Extracted records below:

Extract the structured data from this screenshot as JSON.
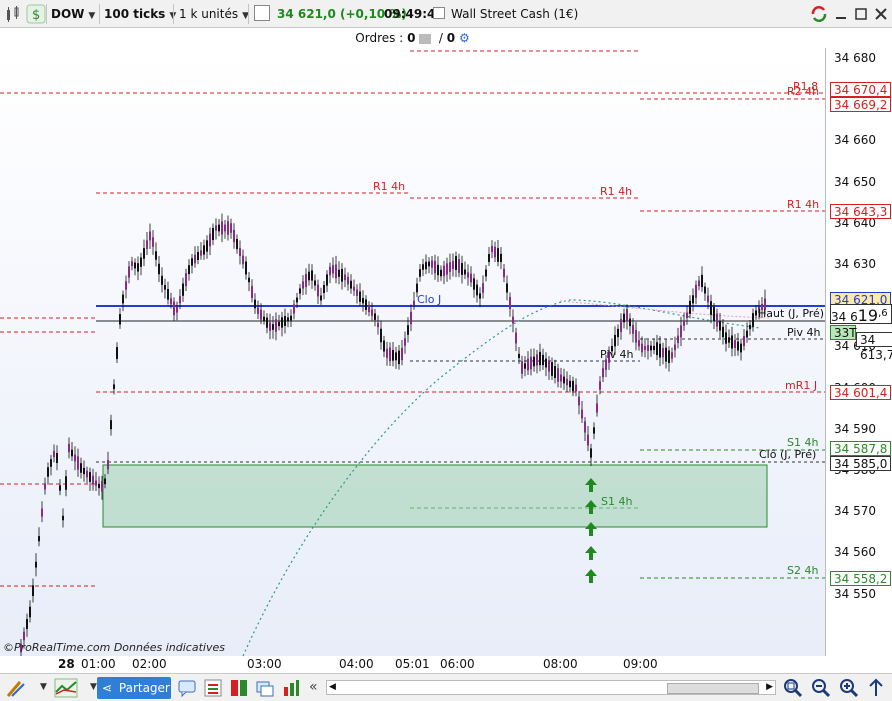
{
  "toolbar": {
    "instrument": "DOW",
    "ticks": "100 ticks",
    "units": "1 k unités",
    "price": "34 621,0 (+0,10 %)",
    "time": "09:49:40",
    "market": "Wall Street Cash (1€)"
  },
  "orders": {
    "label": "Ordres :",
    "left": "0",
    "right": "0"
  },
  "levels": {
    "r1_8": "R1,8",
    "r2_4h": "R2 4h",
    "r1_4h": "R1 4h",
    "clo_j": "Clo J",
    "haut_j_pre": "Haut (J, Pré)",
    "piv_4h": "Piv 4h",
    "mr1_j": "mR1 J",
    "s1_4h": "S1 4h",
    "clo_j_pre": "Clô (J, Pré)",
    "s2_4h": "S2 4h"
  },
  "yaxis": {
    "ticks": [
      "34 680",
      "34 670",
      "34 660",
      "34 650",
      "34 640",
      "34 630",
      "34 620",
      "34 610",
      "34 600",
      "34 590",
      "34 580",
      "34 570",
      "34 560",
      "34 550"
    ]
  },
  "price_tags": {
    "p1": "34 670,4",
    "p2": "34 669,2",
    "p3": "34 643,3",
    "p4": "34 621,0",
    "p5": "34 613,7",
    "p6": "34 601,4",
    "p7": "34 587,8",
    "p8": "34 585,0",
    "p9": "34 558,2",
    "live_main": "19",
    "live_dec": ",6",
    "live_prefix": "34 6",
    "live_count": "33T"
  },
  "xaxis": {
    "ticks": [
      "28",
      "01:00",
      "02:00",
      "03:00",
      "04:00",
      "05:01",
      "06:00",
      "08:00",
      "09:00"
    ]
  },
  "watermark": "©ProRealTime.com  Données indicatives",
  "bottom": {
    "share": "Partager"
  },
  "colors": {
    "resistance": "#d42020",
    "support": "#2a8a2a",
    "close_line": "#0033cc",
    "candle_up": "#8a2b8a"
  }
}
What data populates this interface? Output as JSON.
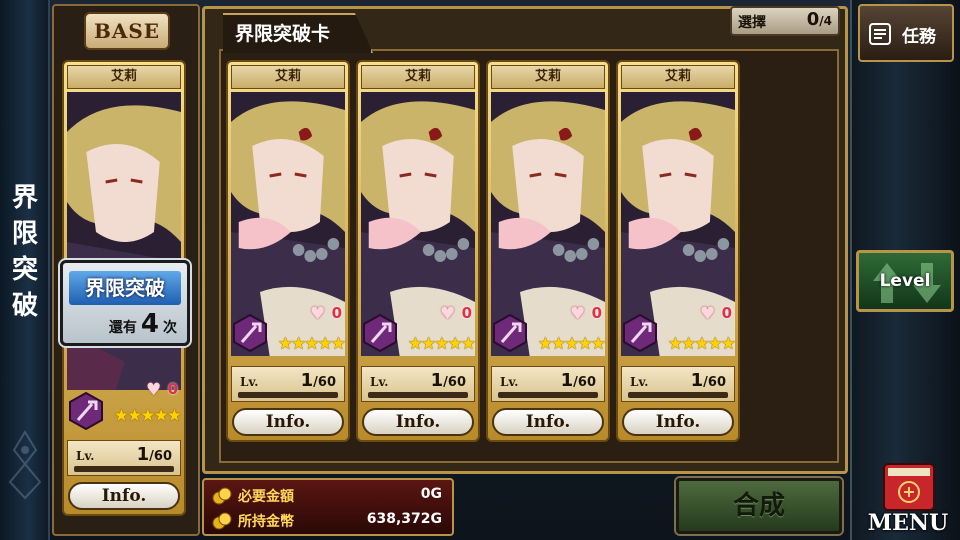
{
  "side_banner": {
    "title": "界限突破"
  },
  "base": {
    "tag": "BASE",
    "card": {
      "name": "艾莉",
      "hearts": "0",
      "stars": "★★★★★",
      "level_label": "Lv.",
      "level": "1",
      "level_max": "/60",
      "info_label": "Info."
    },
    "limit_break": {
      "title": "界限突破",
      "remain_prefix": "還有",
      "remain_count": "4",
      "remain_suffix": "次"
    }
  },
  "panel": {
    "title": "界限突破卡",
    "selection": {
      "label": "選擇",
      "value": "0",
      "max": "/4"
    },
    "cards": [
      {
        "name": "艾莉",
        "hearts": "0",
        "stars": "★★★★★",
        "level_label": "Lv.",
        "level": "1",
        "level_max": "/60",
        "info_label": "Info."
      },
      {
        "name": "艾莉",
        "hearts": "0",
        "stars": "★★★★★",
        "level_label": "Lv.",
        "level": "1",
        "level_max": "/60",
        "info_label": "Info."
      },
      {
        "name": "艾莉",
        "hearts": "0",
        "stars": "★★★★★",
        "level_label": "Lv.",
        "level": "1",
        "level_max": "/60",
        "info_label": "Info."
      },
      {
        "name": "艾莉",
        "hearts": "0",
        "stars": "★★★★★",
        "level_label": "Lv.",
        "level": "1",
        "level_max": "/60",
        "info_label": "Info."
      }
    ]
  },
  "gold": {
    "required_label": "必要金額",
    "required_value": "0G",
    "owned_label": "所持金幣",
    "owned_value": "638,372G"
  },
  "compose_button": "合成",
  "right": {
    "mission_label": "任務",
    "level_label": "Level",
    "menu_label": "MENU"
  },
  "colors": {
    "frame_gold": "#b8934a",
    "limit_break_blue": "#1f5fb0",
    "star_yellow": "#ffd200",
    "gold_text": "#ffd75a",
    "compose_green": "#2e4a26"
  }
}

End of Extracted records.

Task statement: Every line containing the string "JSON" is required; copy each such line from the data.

Solution to this task:
Extract the structured data from this screenshot as JSON.
What data populates this interface? Output as JSON.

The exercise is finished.